Cultural Spotlight: Mexican Funeral Traditions

One of the greatest joys of what we do here at Nalley-Pickle & Welch Funeral Homes & Crematory is helping our neighbors who have different cultural, ethnic, and faith backgrounds pay tribute to their loved ones. Big Spring, Midland, and Stanton are wonderfully diverse places to live, and it’s important to us to be able to assist everyone in planning the funeral and burial to appropriately honor the special people in their lives.

One large ethnic group we have the pleasure of serving are those whose families are from Mexico and other Spanish countries. Our team holds many Hispanic funeral traditions close to our hearts – particularly as they relate to funeral service. Traditions add so much meaning to life, helping shape our values and offer comfort during difficult times.

While losing a loved one is never easy, the Catholic beliefs many Hispanics hold dear bring hope. It’s a belief that death is not the end of the road, but only a beginning.

Commemorating a Loved One
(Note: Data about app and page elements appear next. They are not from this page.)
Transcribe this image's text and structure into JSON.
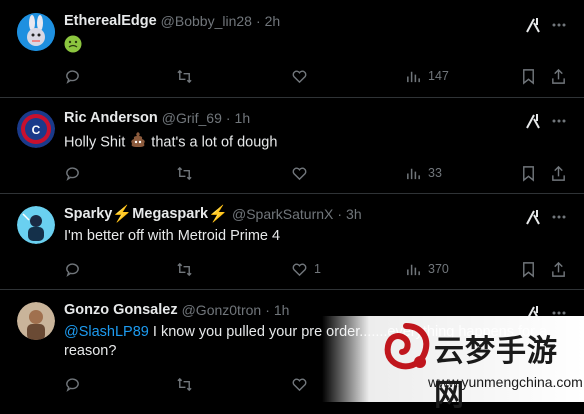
{
  "tweets": [
    {
      "name": "EtherealEdge",
      "handle": "@Bobby_lin28",
      "dot": "·",
      "time": "2h",
      "text": "",
      "emoji": "nauseated-face",
      "reply": "",
      "retweet": "",
      "like": "",
      "views": "147"
    },
    {
      "name": "Ric Anderson",
      "handle": "@Grif_69",
      "dot": "·",
      "time": "1h",
      "text_before": "Holly Shit ",
      "text_after": " that's a lot of dough",
      "emoji": "pile-of-poo",
      "reply": "",
      "retweet": "",
      "like": "",
      "views": "33"
    },
    {
      "name_part1": "Sparky ",
      "bolt": "⚡",
      "name_part2": "Megaspark",
      "handle": "@SparkSaturnX",
      "dot": "·",
      "time": "3h",
      "text": "I'm better off with Metroid Prime 4",
      "reply": "",
      "retweet": "",
      "like": "1",
      "views": "370"
    },
    {
      "name": "Gonzo Gonsalez",
      "handle": "@Gonz0tron",
      "dot": "·",
      "time": "1h",
      "mention": "@SlashLP89",
      "text": " I know you pulled your pre order.......everything happens for a reason?",
      "reply": "",
      "retweet": "",
      "like": "",
      "views": ""
    }
  ],
  "watermark": {
    "cn": "云梦手游网",
    "url": "www.yunmengchina.com"
  },
  "colors": {
    "background": "#000000",
    "text": "#e7e9ea",
    "muted": "#71767b",
    "link": "#1d9bf0",
    "divider": "#2f3336"
  }
}
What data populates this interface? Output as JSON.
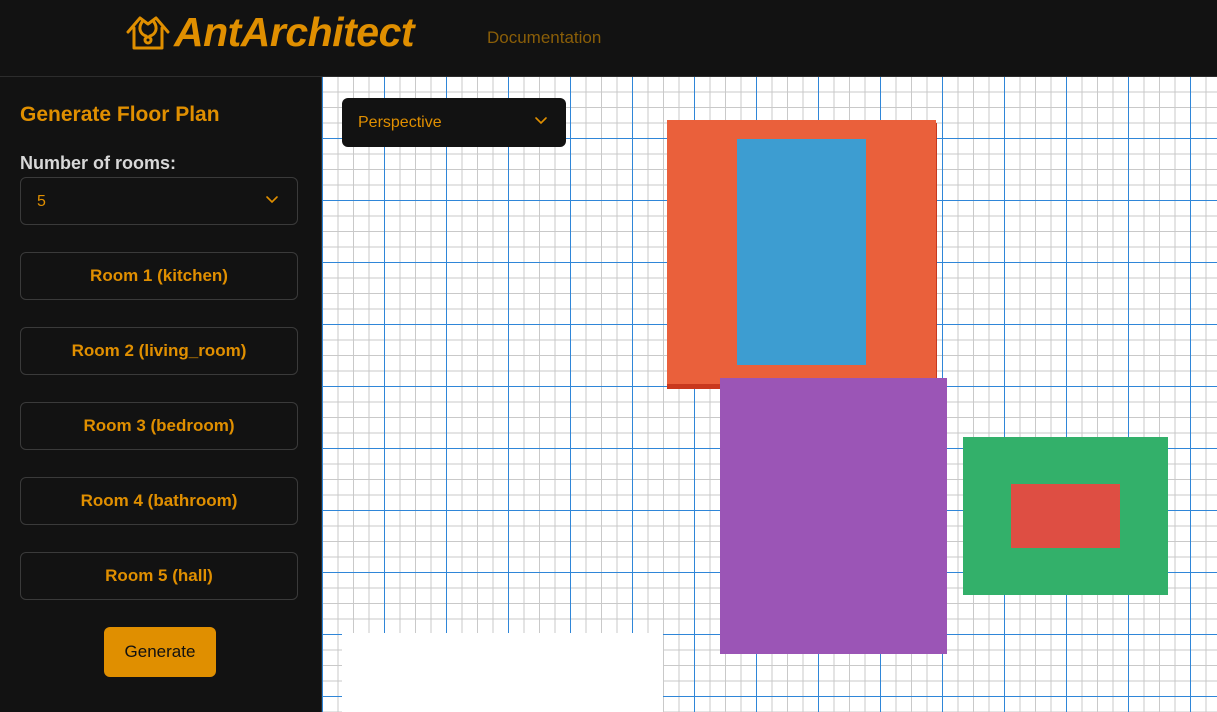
{
  "header": {
    "logo_text": "AntArchitect",
    "nav_documentation": "Documentation"
  },
  "sidebar": {
    "title": "Generate Floor Plan",
    "rooms_label": "Number of rooms:",
    "rooms_count": "5",
    "rooms": [
      {
        "label": "Room 1 (kitchen)"
      },
      {
        "label": "Room 2 (living_room)"
      },
      {
        "label": "Room 3 (bedroom)"
      },
      {
        "label": "Room 4 (bathroom)"
      },
      {
        "label": "Room 5 (hall)"
      }
    ],
    "generate_label": "Generate"
  },
  "canvas": {
    "view_mode": "Perspective"
  },
  "colors": {
    "accent": "#e08f00",
    "room_orange": "#ea603b",
    "room_blue": "#3d9dd1",
    "room_purple": "#9b55b6",
    "room_green": "#33b06a",
    "room_red": "#de4e43"
  },
  "icons": {
    "logo": "ant-house-icon",
    "dropdown": "chevron-down-icon"
  }
}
When it comes to end-of-life traditions, how do many Mexican families commemorate their loved ones? It usually begins with a death vigil or wake held with family and friends, as they gather to pray and share food and memories. The person who died is present, and the family surrounds them in prayer for a day or two. A Mexican wake typically features an open casket along with a display of photos and special possessions.

Children will most likely be present, as they are taught from an early age about death and eternal life and are typically comfortable with the idea. Mexican tradition does not shy away from the subject of death, but addresses it issue openly and honestly starting at an early age.

The funeral itself is often held at a Catholic church and includes a Mass, with a priest leading the ceremony. Those in attendance will spend about an hour together in prayer and song before going to the burial site. Traditional burial is a more popular choice among Mexicans and Mexican-Americans, as families want a place to return to on special days to remember their loved one. All ancestors who have died are celebrated each year on All Soul’s Day. Graveside services are also important. According to traditional Mexican beliefs, people begin a new life after they are buried, so they are laid to rest with their favorite items.

After the burial, it’s common to have a reception, as guests gather to share food and drink, and comfort one another in their loss. Receptions often last several hours, so those in attendance devote their day to honoring the loved one who died.

Helping You Celebrate Traditions

At Nalley-Pickle & Welch Funeral Homes & Crematory, we know how important it is to pay tribute to a loved one with culture and familial traditions. It’s the personal details that add so much and help with healing.

In Mexico and for many Mexican-Americans here in Big Spring, Midland, and Stanton, the vigil, funeral, and reception bring the community together. Our team can help you make arrangements that celebrate your traditions no matter what they are.

For our Spanish-speaking neighbors, our bilingual Preplanning Specialist, Karina Garcia, is ready to assist you in ensuring your final wishes are known among those closest to you. Karina, along with the rest of our compassionate team, is knowledgeable about Hispanic funeral traditions and will work with you to create your ideal farewell. Additionally, if you would like to be buried in Mexico – or whatever country or state is home for you – we can help you arrange this in the most convenient and affordable way.

Of course, different families embrace different customs. But devotion to one another and to the love that is shared is never more prevalent than during a final farewell.

We embrace the beauty and value of different cultures and recognize how families move toward healing when they celebrate and honor life together. Reach out to us if you have questions, would like to learn about our preplanning services, or to hear how we can work with you during your time of need.